┌─ RECORD SET

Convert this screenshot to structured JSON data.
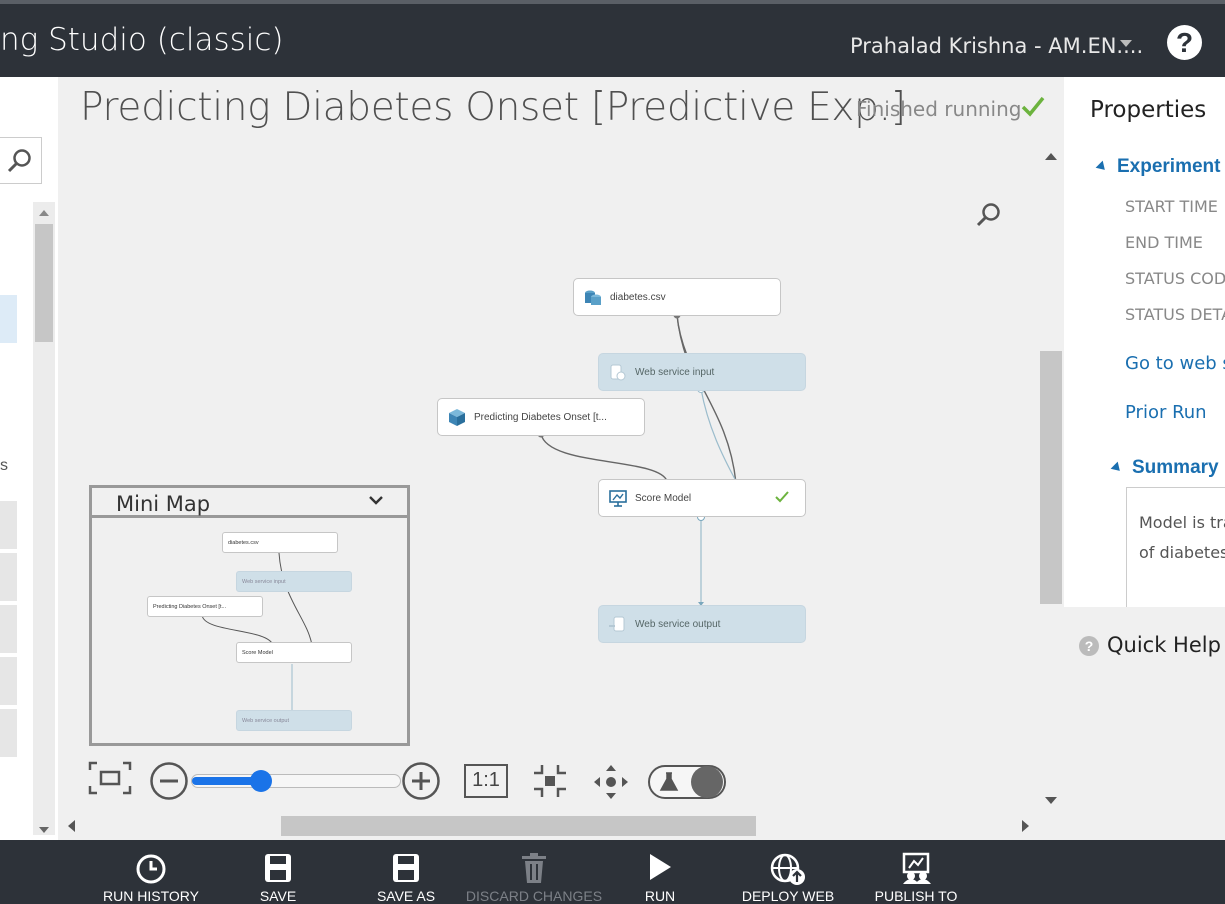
{
  "header": {
    "app_title": "ng Studio (classic)",
    "user": "Prahalad Krishna - AM.EN....",
    "help": "?"
  },
  "experiment": {
    "title": "Predicting Diabetes Onset [Predictive Exp.]",
    "status": "Finished running"
  },
  "modules": [
    {
      "label": "diabetes.csv",
      "kind": "dataset"
    },
    {
      "label": "Web service input",
      "kind": "web-service"
    },
    {
      "label": "Predicting Diabetes Onset [t...",
      "kind": "trained-model"
    },
    {
      "label": "Score Model",
      "kind": "score",
      "finished": true
    },
    {
      "label": "Web service output",
      "kind": "web-service"
    }
  ],
  "minimap": {
    "label": "Mini Map",
    "modules": [
      "diabetes.csv",
      "Web service input",
      "Predicting Diabetes Onset [t...",
      "Score Model",
      "Web service output"
    ]
  },
  "zoom": {
    "level": 0.33,
    "one_to_one": "1:1"
  },
  "properties": {
    "title": "Properties",
    "experiment_section": "Experiment",
    "keys": [
      "START TIME",
      "END TIME",
      "STATUS COD",
      "STATUS DETA"
    ],
    "links": [
      "Go to web s",
      "Prior Run"
    ],
    "summary_section": "Summary",
    "summary_lines": [
      "Model is tra",
      "of diabetes"
    ]
  },
  "quick_help": {
    "label": "Quick Help"
  },
  "commands": [
    {
      "label": "RUN HISTORY",
      "icon": "clock-icon",
      "enabled": true
    },
    {
      "label": "SAVE",
      "icon": "floppy-icon",
      "enabled": true
    },
    {
      "label": "SAVE AS",
      "icon": "floppy-icon",
      "enabled": true
    },
    {
      "label": "DISCARD CHANGES",
      "icon": "trash-icon",
      "enabled": false
    },
    {
      "label": "RUN",
      "icon": "play-icon",
      "enabled": true
    },
    {
      "label": "DEPLOY WEB",
      "icon": "globe-upload-icon",
      "enabled": true
    },
    {
      "label": "PUBLISH TO",
      "icon": "publish-icon",
      "enabled": true
    }
  ],
  "colors": {
    "header_bg": "#2d3239",
    "canvas_bg": "#f0f0f0",
    "accent_blue": "#1a6fb0",
    "success_green": "#6cb33e",
    "web_service_module": "#cfdfe8"
  }
}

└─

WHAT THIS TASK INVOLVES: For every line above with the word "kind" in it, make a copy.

ANSWER SPACE:
      "kind": "dataset"
      "kind": "web-service"
      "kind": "trained-model"
      "kind": "score",
      "kind": "web-service"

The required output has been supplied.